Check out my full review of Great Escape here.
Because of their long, slow songs, CBP has been categorized as prog metal and doom metal. The beginning of “Uncivil War (pt 1)” does remind me of the opening of a Pink Floyd track, and reminds me of Pink Floyd all the more as it seems to be an instrumental setup for “Madman.”
“Madman” is a dragging 90’s pop-industrial influenced track. The track opens with the lyrics: “You think I’m fire // Get ready to burn // Cause nowhere’s far enough for you to get going”
The almost twelve minute “Times, They Are A’Raging,” isn’t lyrically dense, nor, until about the 6 minute mark, can one easily locate the rage. “Free us from violence // Doesn’t matter what side you’re on,” “Save us from the tyrants,” “Destroy the illusion, to free your mind // Destroy the illusion // Destroy the illusion,” the song goes and by the seven minute mark it breaks free into instrumentation, fading out for a moment before the eight minute mark and starting again.

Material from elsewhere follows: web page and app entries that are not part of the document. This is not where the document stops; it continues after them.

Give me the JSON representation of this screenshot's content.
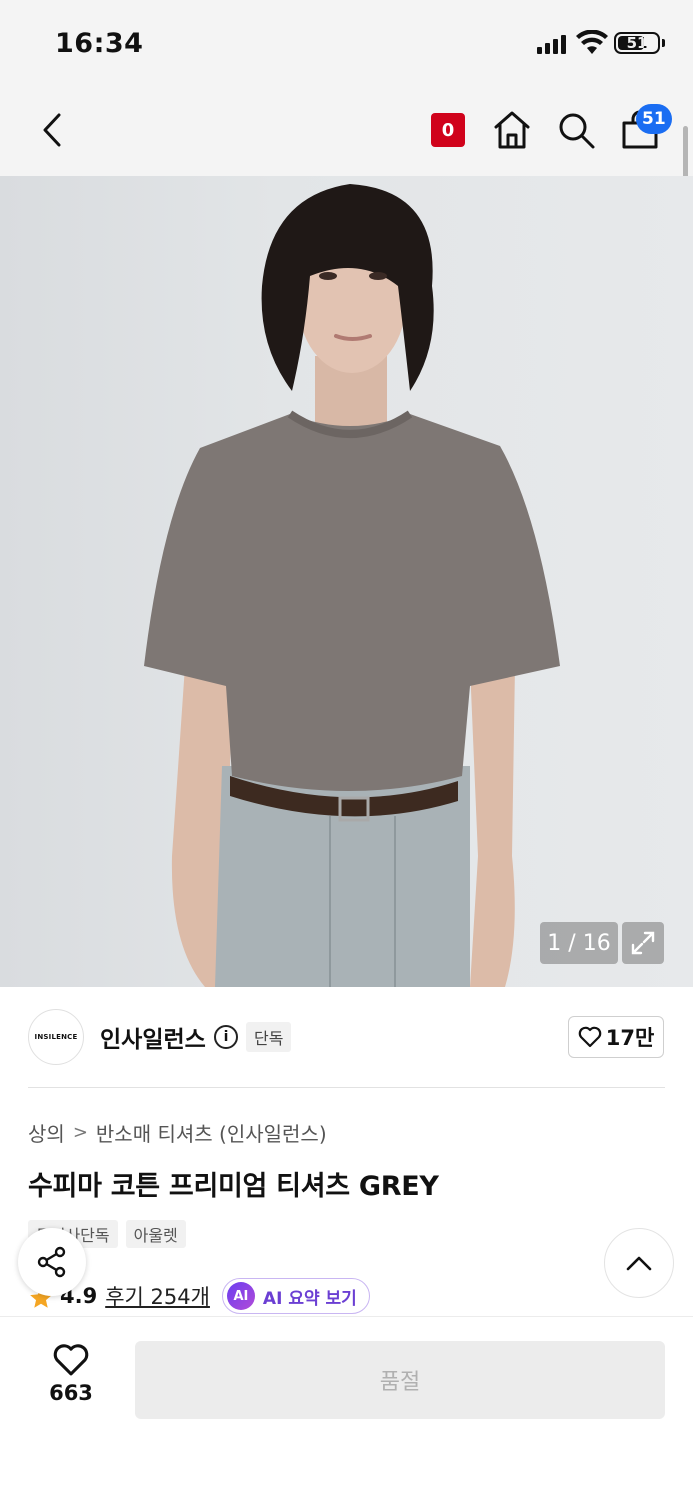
{
  "status_bar": {
    "time": "16:34",
    "battery": "51"
  },
  "nav": {
    "coupon_count": "0",
    "cart_count": "51",
    "icons": [
      "back-icon",
      "home-icon",
      "search-icon",
      "cart-icon"
    ]
  },
  "gallery": {
    "counter": "1 / 16"
  },
  "brand": {
    "logo_text": "INSILENCE",
    "name": "인사일런스",
    "info_symbol": "i",
    "badge": "단독",
    "likes": "17만"
  },
  "breadcrumb": {
    "category": "상의",
    "subcategory": "반소매 티셔츠 (인사일런스)"
  },
  "product": {
    "title": "수피마 코튼 프리미엄 티셔츠 GREY",
    "tags": [
      "무신사단독",
      "아울렛"
    ],
    "rating": "4.9",
    "reviews": "후기 254개",
    "ai_badge": "AI",
    "ai_summary": "AI 요약 보기"
  },
  "bottom": {
    "wish_count": "663",
    "buy_label": "품절"
  },
  "colors": {
    "accent_red": "#d0021b",
    "badge_blue": "#1a6df2",
    "ai_purple": "#6b3fd3",
    "star": "#f5a623"
  }
}
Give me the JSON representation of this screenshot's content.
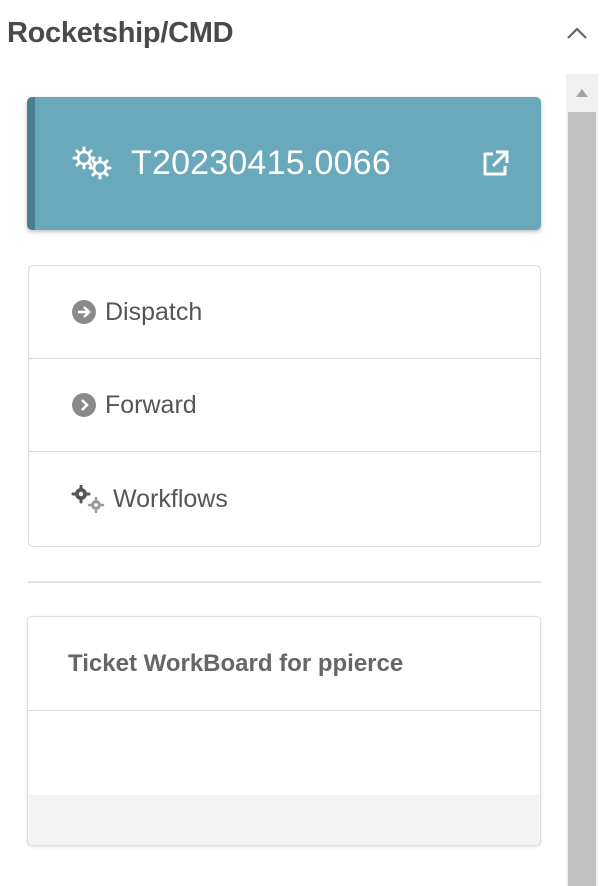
{
  "header": {
    "title": "Rocketship/CMD",
    "collapse_icon": "chevron-up-icon"
  },
  "ticket": {
    "number": "T20230415.0066",
    "icon": "gears-icon",
    "link_icon": "external-link-icon",
    "background_color": "#6aa8bb",
    "accent_color": "#4b7f8f"
  },
  "actions": [
    {
      "label": "Dispatch",
      "icon": "arrow-circle-right-icon"
    },
    {
      "label": "Forward",
      "icon": "chevron-circle-right-icon"
    },
    {
      "label": "Workflows",
      "icon": "gears-icon"
    }
  ],
  "workboard": {
    "title": "Ticket WorkBoard for ppierce"
  }
}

“Rain Black, Reign Heavy” follows “Times, They Are A’Raging,” and it is a beautiful, slow, haunting track. If “Times, They Are A’Raging” left something lyrically to be desired, “Rain Black, Reign Heavy” delivers: “Faded memories become vivid again // If the floodgates open will it ever end // How many times do I have to die // To be reminded after dark cometh the light.” It’s far and away my favorite song on the album.
The next song, “Slow Motion Breakdown,” sounds, from the title, like the soundtrack to the journey I take from beginning to end of every semester.
The album closes with the two-part “Great Escape,” which are truly anthems to living with, and ever-surviving depression. But to get to them from “Nebulas” the listener must pass through “Las Diabolicas,” with its ugly opening. The closing tracks are well worth the slow, painful near-21 minute quest they take the listener on.
If you missed this album, like I did, you aren’t going to want to wait any longer before checking it out. You can stream the album over at the band’s Bandcamp now.